'''

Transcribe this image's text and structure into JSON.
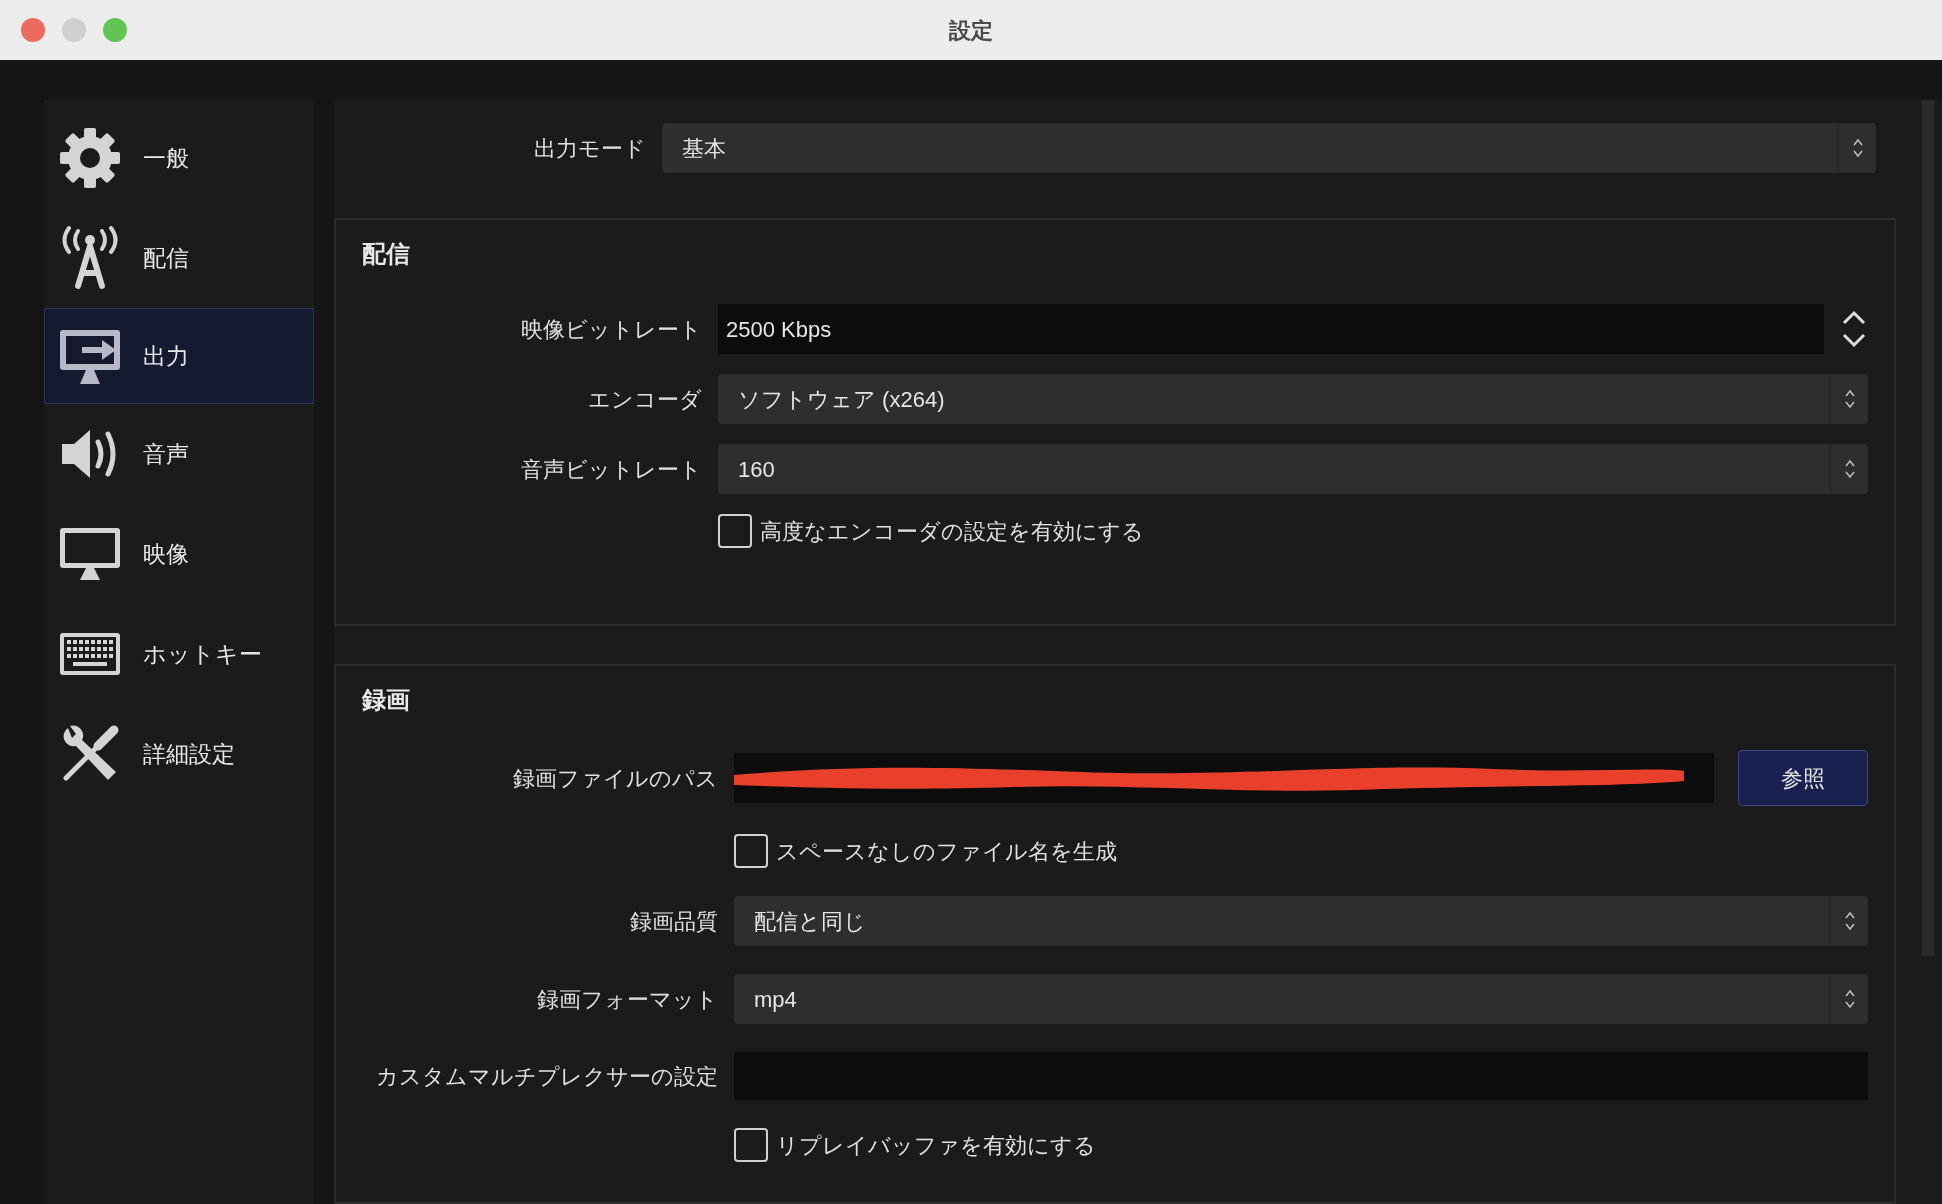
{
  "window": {
    "title": "設定"
  },
  "sidebar": {
    "items": [
      {
        "label": "一般",
        "selected": false
      },
      {
        "label": "配信",
        "selected": false
      },
      {
        "label": "出力",
        "selected": true
      },
      {
        "label": "音声",
        "selected": false
      },
      {
        "label": "映像",
        "selected": false
      },
      {
        "label": "ホットキー",
        "selected": false
      },
      {
        "label": "詳細設定",
        "selected": false
      }
    ]
  },
  "output_mode": {
    "label": "出力モード",
    "value": "基本"
  },
  "groups": [
    {
      "title": "配信",
      "rows": [
        {
          "kind": "spin",
          "label": "映像ビットレート",
          "value": "2500 Kbps"
        },
        {
          "kind": "select",
          "label": "エンコーダ",
          "value": "ソフトウェア (x264)"
        },
        {
          "kind": "select",
          "label": "音声ビットレート",
          "value": "160"
        },
        {
          "kind": "checkbox",
          "label": "高度なエンコーダの設定を有効にする",
          "checked": false
        }
      ]
    },
    {
      "title": "録画",
      "rows": [
        {
          "kind": "path",
          "label": "録画ファイルのパス",
          "redacted": true,
          "button": "参照"
        },
        {
          "kind": "checkbox",
          "label": "スペースなしのファイル名を生成",
          "checked": false
        },
        {
          "kind": "select",
          "label": "録画品質",
          "value": "配信と同じ"
        },
        {
          "kind": "select",
          "label": "録画フォーマット",
          "value": "mp4"
        },
        {
          "kind": "text",
          "label": "カスタムマルチプレクサーの設定"
        },
        {
          "kind": "checkbox",
          "label": "リプレイバッファを有効にする",
          "checked": false
        }
      ]
    }
  ]
}
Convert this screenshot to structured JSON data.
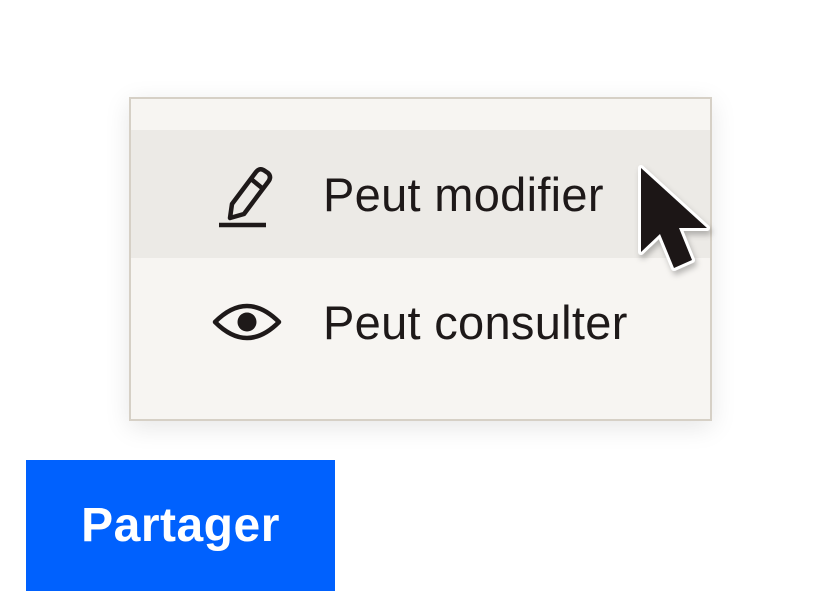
{
  "menu": {
    "items": [
      {
        "label": "Peut modifier",
        "icon": "pencil-icon",
        "state": "hovered"
      },
      {
        "label": "Peut consulter",
        "icon": "eye-icon"
      }
    ]
  },
  "share": {
    "label": "Partager",
    "color": "#0061fe"
  },
  "colors": {
    "menu_background": "#f7f5f2",
    "hover_background": "#eceae6",
    "text": "#1e1919"
  }
}
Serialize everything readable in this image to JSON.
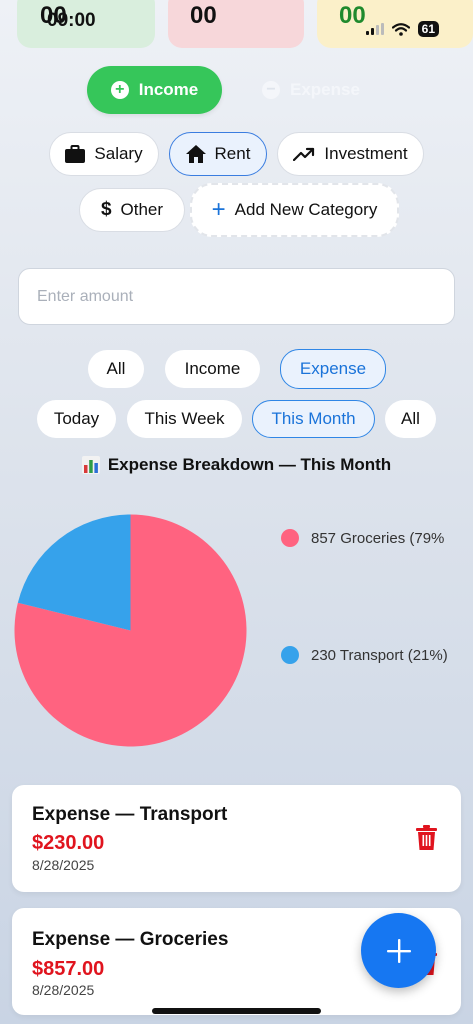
{
  "summary": {
    "income_value": "00",
    "expense_value": "00",
    "balance_value": "00",
    "colors": {
      "income": "#d9eedd",
      "expense": "#f7d7da",
      "balance": "#fbf0c9",
      "balance_text": "#1f8a2d"
    }
  },
  "status_bar": {
    "time": "09:00",
    "battery": "61",
    "icons": [
      "signal-icon",
      "wifi-icon",
      "battery-icon"
    ]
  },
  "type_toggle": {
    "income_label": "Income",
    "expense_label": "Expense",
    "active": "Income"
  },
  "categories": {
    "items": [
      {
        "label": "Salary",
        "icon": "briefcase-icon"
      },
      {
        "label": "Rent",
        "icon": "home-icon",
        "selected": true
      },
      {
        "label": "Investment",
        "icon": "trending-up-icon"
      },
      {
        "label": "Other",
        "icon": "dollar-icon"
      }
    ],
    "add_label": "Add New Category"
  },
  "amount_input": {
    "placeholder": "Enter amount",
    "value": ""
  },
  "type_filters": {
    "items": [
      "All",
      "Income",
      "Expense"
    ],
    "selected": "Expense"
  },
  "period_filters": {
    "items": [
      "Today",
      "This Week",
      "This Month",
      "All"
    ],
    "selected": "This Month"
  },
  "breakdown": {
    "title": "Expense Breakdown — This Month",
    "icon": "bar-chart-icon",
    "legend": [
      {
        "label": "857 Groceries (79%",
        "color": "#ff6380"
      },
      {
        "label": "230 Transport (21%)",
        "color": "#36a2eb"
      }
    ]
  },
  "chart_data": {
    "type": "pie",
    "slices": [
      {
        "name": "Groceries",
        "value": 857,
        "color": "#ff6380"
      },
      {
        "name": "Transport",
        "value": 230,
        "color": "#36a2eb"
      }
    ]
  },
  "transactions": [
    {
      "title": "Expense — Transport",
      "amount": "$230.00",
      "date": "8/28/2025"
    },
    {
      "title": "Expense — Groceries",
      "amount": "$857.00",
      "date": "8/28/2025"
    }
  ],
  "fab": {
    "icon": "plus-icon"
  }
}
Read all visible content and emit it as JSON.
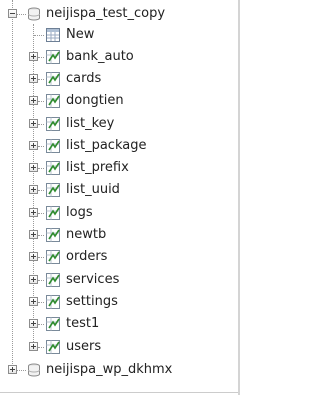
{
  "tree": {
    "databases": [
      {
        "name": "neijispa_test_copy",
        "state": "expanded",
        "children": [
          {
            "label": "New",
            "icon": "new-table-icon"
          },
          {
            "label": "bank_auto",
            "icon": "table-icon"
          },
          {
            "label": "cards",
            "icon": "table-icon"
          },
          {
            "label": "dongtien",
            "icon": "table-icon"
          },
          {
            "label": "list_key",
            "icon": "table-icon"
          },
          {
            "label": "list_package",
            "icon": "table-icon"
          },
          {
            "label": "list_prefix",
            "icon": "table-icon"
          },
          {
            "label": "list_uuid",
            "icon": "table-icon"
          },
          {
            "label": "logs",
            "icon": "table-icon"
          },
          {
            "label": "newtb",
            "icon": "table-icon"
          },
          {
            "label": "orders",
            "icon": "table-icon"
          },
          {
            "label": "services",
            "icon": "table-icon"
          },
          {
            "label": "settings",
            "icon": "table-icon"
          },
          {
            "label": "test1",
            "icon": "table-icon"
          },
          {
            "label": "users",
            "icon": "table-icon"
          }
        ]
      },
      {
        "name": "neijispa_wp_dkhmx",
        "state": "collapsed",
        "children": []
      }
    ]
  },
  "colors": {
    "text": "#222222",
    "tree_lines": "#9a9a9a",
    "table_icon_green": "#2e8b2e"
  }
}
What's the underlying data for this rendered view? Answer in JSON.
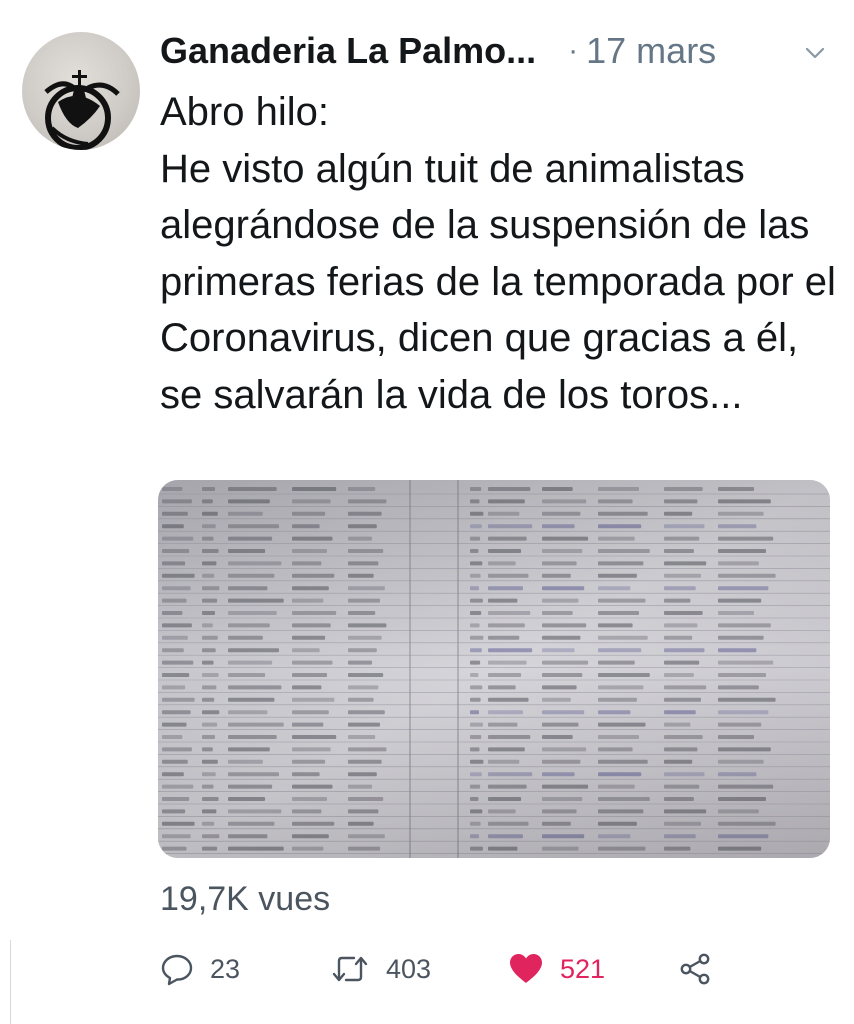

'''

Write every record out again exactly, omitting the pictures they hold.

§ **Exercise answer**
Transcribe this image's text and structure into JSON.
{
  "window": {
    "title": "設定"
  },
  "sidebar": {
    "items": [
      {
        "label": "一般",
        "selected": false
      },
      {
        "label": "配信",
        "selected": false
      },
      {
        "label": "出力",
        "selected": true
      },
      {
        "label": "音声",
        "selected": false
      },
      {
        "label": "映像",
        "selected": false
      },
      {
        "label": "ホットキー",
        "selected": false
      },
      {
        "label": "詳細設定",
        "selected": false
      }
    ]
  },
  "output_mode": {
    "label": "出力モード",
    "value": "基本"
  },
  "groups": [
    {
      "title": "配信",
      "rows": [
        {
          "kind": "spin",
          "label": "映像ビットレート",
          "value": "2500 Kbps"
        },
        {
          "kind": "select",
          "label": "エンコーダ",
          "value": "ソフトウェア (x264)"
        },
        {
          "kind": "select",
          "label": "音声ビットレート",
          "value": "160"
        },
        {
          "kind": "checkbox",
          "label": "高度なエンコーダの設定を有効にする",
          "checked": false
        }
      ]
    },
    {
      "title": "録画",
      "rows": [
        {
          "kind": "path",
          "label": "録画ファイルのパス",
          "redacted": true,
          "button": "参照"
        },
        {
          "kind": "checkbox",
          "label": "スペースなしのファイル名を生成",
          "checked": false
        },
        {
          "kind": "select",
          "label": "録画品質",
          "value": "配信と同じ"
        },
        {
          "kind": "select",
          "label": "録画フォーマット",
          "value": "mp4"
        },
        {
          "kind": "text",
          "label": "カスタムマルチプレクサーの設定"
        },
        {
          "kind": "checkbox",
          "label": "リプレイバッファを有効にする",
          "checked": false
        }
      ]
    }
  ]
}
Convert this screenshot to structured JSON data.
{
  "menu": {
    "items": [
      {
        "label": "Peut modifier",
        "icon": "pencil-icon",
        "state": "hovered"
      },
      {
        "label": "Peut consulter",
        "icon": "eye-icon"
      }
    ]
  },
  "share": {
    "label": "Partager",
    "color": "#0061fe"
  },
  "colors": {
    "menu_background": "#f7f5f2",
    "hover_background": "#eceae6",
    "text": "#1e1919"
  }
}
Serialize everything readable in this image to JSON.
{
  "summary": {
    "income_value": "00",
    "expense_value": "00",
    "balance_value": "00",
    "colors": {
      "income": "#d9eedd",
      "expense": "#f7d7da",
      "balance": "#fbf0c9",
      "balance_text": "#1f8a2d"
    }
  },
  "status_bar": {
    "time": "09:00",
    "battery": "61",
    "icons": [
      "signal-icon",
      "wifi-icon",
      "battery-icon"
    ]
  },
  "type_toggle": {
    "income_label": "Income",
    "expense_label": "Expense",
    "active": "Income"
  },
  "categories": {
    "items": [
      {
        "label": "Salary",
        "icon": "briefcase-icon"
      },
      {
        "label": "Rent",
        "icon": "home-icon",
        "selected": true
      },
      {
        "label": "Investment",
        "icon": "trending-up-icon"
      },
      {
        "label": "Other",
        "icon": "dollar-icon"
      }
    ],
    "add_label": "Add New Category"
  },
  "amount_input": {
    "placeholder": "Enter amount",
    "value": ""
  },
  "type_filters": {
    "items": [
      "All",
      "Income",
      "Expense"
    ],
    "selected": "Expense"
  },
  "period_filters": {
    "items": [
      "Today",
      "This Week",
      "This Month",
      "All"
    ],
    "selected": "This Month"
  },
  "breakdown": {
    "title": "Expense Breakdown — This Month",
    "icon": "bar-chart-icon",
    "legend": [
      {
        "label": "857 Groceries (79%",
        "color": "#ff6380"
      },
      {
        "label": "230 Transport (21%)",
        "color": "#36a2eb"
      }
    ]
  },
  "chart_data": {
    "type": "pie",
    "slices": [
      {
        "name": "Groceries",
        "value": 857,
        "color": "#ff6380"
      },
      {
        "name": "Transport",
        "value": 230,
        "color": "#36a2eb"
      }
    ]
  },
  "transactions": [
    {
      "title": "Expense — Transport",
      "amount": "$230.00",
      "date": "8/28/2025"
    },
    {
      "title": "Expense — Groceries",
      "amount": "$857.00",
      "date": "8/28/2025"
    }
  ],
  "fab": {
    "icon": "plus-icon"
  }
}
Read all visible content and emit it as JSON.
{
  "tree": {
    "databases": [
      {
        "name": "neijispa_test_copy",
        "state": "expanded",
        "children": [
          {
            "label": "New",
            "icon": "new-table-icon"
          },
          {
            "label": "bank_auto",
            "icon": "table-icon"
          },
          {
            "label": "cards",
            "icon": "table-icon"
          },
          {
            "label": "dongtien",
            "icon": "table-icon"
          },
          {
            "label": "list_key",
            "icon": "table-icon"
          },
          {
            "label": "list_package",
            "icon": "table-icon"
          },
          {
            "label": "list_prefix",
            "icon": "table-icon"
          },
          {
            "label": "list_uuid",
            "icon": "table-icon"
          },
          {
            "label": "logs",
            "icon": "table-icon"
          },
          {
            "label": "newtb",
            "icon": "table-icon"
          },
          {
            "label": "orders",
            "icon": "table-icon"
          },
          {
            "label": "services",
            "icon": "table-icon"
          },
          {
            "label": "settings",
            "icon": "table-icon"
          },
          {
            "label": "test1",
            "icon": "table-icon"
          },
          {
            "label": "users",
            "icon": "table-icon"
          }
        ]
      },
      {
        "name": "neijispa_wp_dkhmx",
        "state": "collapsed",
        "children": []
      }
    ]
  },
  "colors": {
    "text": "#222222",
    "tree_lines": "#9a9a9a",
    "table_icon_green": "#2e8b2e"
  }
}
What's the underlying data for this rendered view? Answer in JSON.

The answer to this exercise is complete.